Is your tuna sustainable?
Canned tuna has been a great ally in our pantries during the pandemic. But, regardless of the market exceptionalities caused by the pandemic, we cannot ignore that, for a long time, this product has been a victim of its nutritional success. Tuna is rich in Omega-3 and it also contains minerals, proteins, and vitamin B12, among other advantages.
As a result of the amazing qualities of tuna, the fish are threatened by overwhelming demand. According to the latest data, among the seven principal tuna species, 33.3 percent of the stocks are estimated to be fished at biologically unsustainable levels
That is why in December 2016, the United Nations General Assembly voted to officially observe World Tuna Day.

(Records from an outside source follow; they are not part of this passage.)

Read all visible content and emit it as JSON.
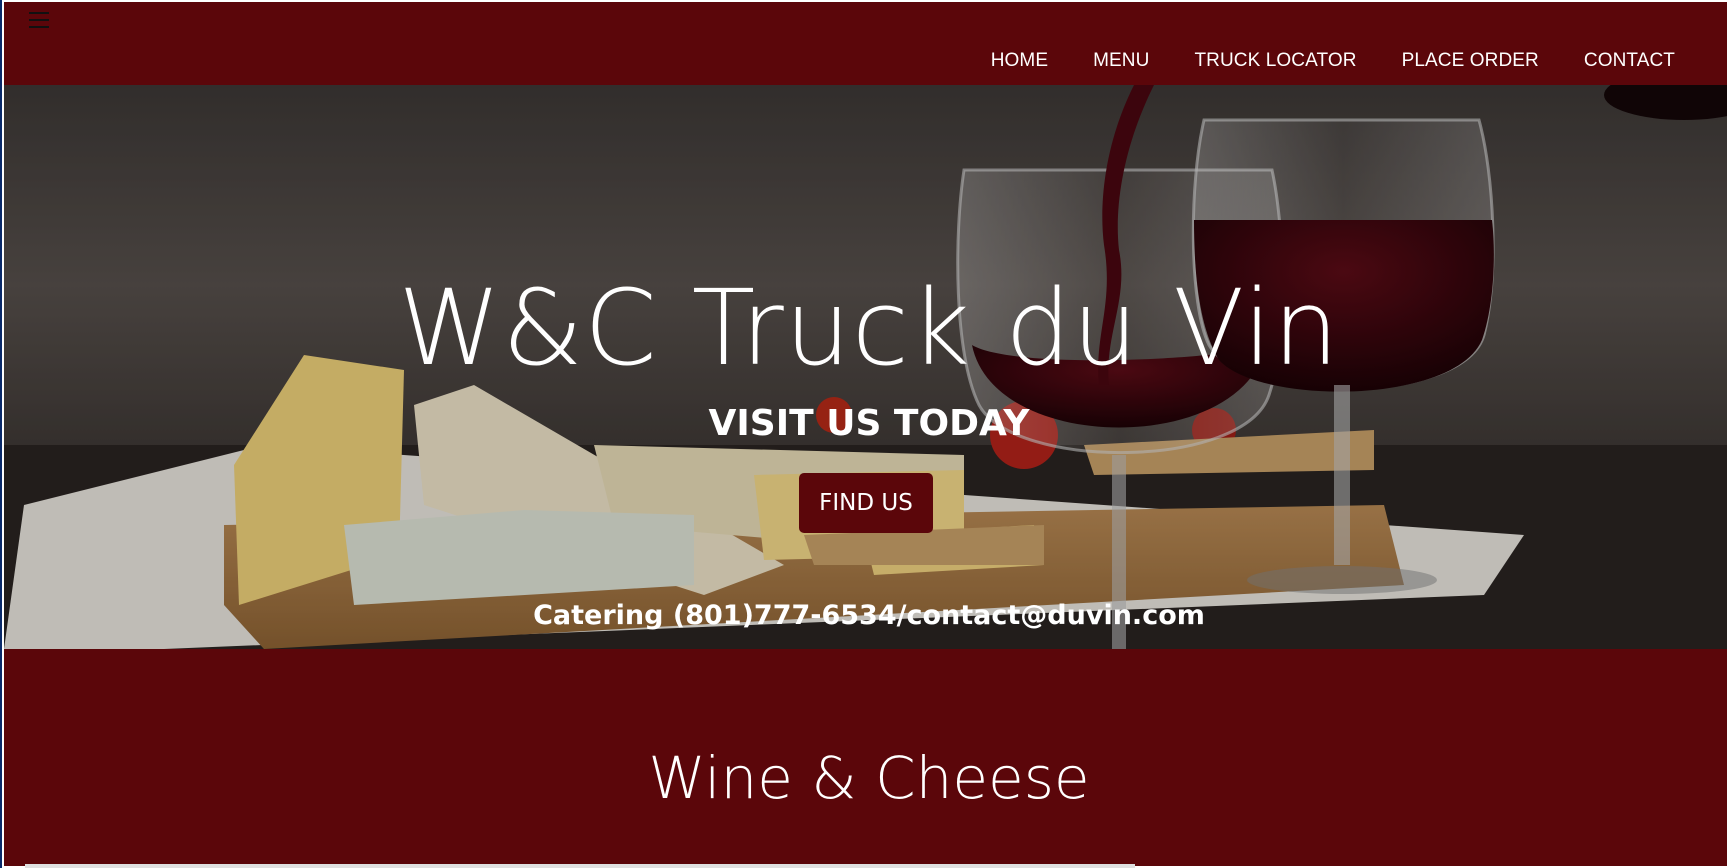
{
  "nav": {
    "menu_icon": "hamburger-icon",
    "items": [
      "HOME",
      "MENU",
      "TRUCK LOCATOR",
      "PLACE ORDER",
      "CONTACT"
    ]
  },
  "hero": {
    "title": "W&C Truck du Vin",
    "subtitle": "VISIT US TODAY",
    "button_label": "FIND US",
    "catering": "Catering (801)777-6534/contact@duvin.com"
  },
  "section": {
    "title": "Wine & Cheese"
  },
  "colors": {
    "brand": "#5b060a",
    "text": "#ffffff"
  }
}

The move underlines the importance of conservation management to ensure that we have systems in place to prevent tuna stocks from crashing. Many countries depend heavily on tuna resources for food security and nutrition, economic development, employment, government revenue, livelihoods, culture, and recreation.
Logo of the International Year of Artisanal Fisheries and Aquaculture
A year to recognize artisanal fishery
Help us this International Year of Artisanal Fisheries and Aquaculture to honor those fishermen, fish farmers and workers in the small-scale and artisanal sector. Show your gratitude and make others see their contribution to our diet through responsible and sustainable techniques, including the tuna subsector.
An overview of the situation
More than 7 million metric tons of tuna and tuna-like species are harvested yearly. These migratory tuna species account for 20 percent of the value of all marine capture fisheries and over 8 percent of all globally traded seafood. With that information in mind, we need to recognize the critical role of tuna in sustainable development, food security, economic opportunity, and the livelihoods of people around the world. Stopping overfishing is of vital importance. Yet, the Food and Agriculture Organization of the United Nations notes that market demand for tuna is still high and that the significant overcapacity of tuna fishing fleets remains.
Addressing the decline in tuna stocks resulting from overfishing in the world’s oceans, the UN Legal Counsel emphasizes the critical importance of effectively implementing the international legal framework, as reflected in the UN Convention on the Law of the Sea, widely known as UNCLOS, which has been strengthened by the Code of Conduct for Sustainable Fishery, the UN Fish Stocks Agreement, recommendations of its Review Conference, annual General Assembly resolutions on sustainable fisheries, as well as other efforts by the international community at the global, regional and national levels.
At present, over 96 countries are involved in the conservation and management of tuna, which has an annual value of almost 10 billion USD, and some FAO relevant programmes have started giving positive results in reducing overfishing.
Let’s be optimistic about the tuna of tomorrow.